_PROBLEM TO WORK ON_
Tally the lines of the records below that include the word "name", and write down only that tally.

Start of MATERIAL PROVIDED

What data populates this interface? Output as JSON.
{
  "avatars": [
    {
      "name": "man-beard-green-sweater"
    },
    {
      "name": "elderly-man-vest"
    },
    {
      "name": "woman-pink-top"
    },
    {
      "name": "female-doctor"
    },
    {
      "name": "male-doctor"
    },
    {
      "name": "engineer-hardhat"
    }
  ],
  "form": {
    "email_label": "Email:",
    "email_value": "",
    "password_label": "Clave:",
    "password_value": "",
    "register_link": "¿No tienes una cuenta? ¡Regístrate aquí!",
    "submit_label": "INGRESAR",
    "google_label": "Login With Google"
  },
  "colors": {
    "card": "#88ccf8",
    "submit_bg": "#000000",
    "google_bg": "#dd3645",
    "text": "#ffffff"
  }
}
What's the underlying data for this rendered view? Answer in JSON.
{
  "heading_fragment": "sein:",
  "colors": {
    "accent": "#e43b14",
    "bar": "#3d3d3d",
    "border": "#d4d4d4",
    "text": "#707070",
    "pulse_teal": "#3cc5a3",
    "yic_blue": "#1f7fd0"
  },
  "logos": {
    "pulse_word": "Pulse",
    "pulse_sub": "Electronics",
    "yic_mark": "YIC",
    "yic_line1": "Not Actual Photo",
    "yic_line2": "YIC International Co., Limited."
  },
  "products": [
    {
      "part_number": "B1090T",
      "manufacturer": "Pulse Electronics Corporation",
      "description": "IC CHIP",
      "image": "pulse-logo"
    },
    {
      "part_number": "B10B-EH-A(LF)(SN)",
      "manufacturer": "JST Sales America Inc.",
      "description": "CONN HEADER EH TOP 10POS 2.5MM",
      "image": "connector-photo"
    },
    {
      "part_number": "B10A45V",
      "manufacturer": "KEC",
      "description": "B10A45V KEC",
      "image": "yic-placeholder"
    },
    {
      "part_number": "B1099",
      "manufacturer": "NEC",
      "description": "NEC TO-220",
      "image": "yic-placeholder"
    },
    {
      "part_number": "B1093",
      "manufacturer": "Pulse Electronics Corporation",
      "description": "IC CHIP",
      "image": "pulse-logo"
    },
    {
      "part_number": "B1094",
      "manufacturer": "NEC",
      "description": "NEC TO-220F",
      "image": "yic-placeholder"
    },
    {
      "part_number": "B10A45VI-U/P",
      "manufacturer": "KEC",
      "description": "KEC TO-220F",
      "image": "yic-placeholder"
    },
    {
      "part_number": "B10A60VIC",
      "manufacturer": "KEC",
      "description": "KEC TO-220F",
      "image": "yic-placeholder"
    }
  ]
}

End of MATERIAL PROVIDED

_ANSWER FOR THE TASK_
6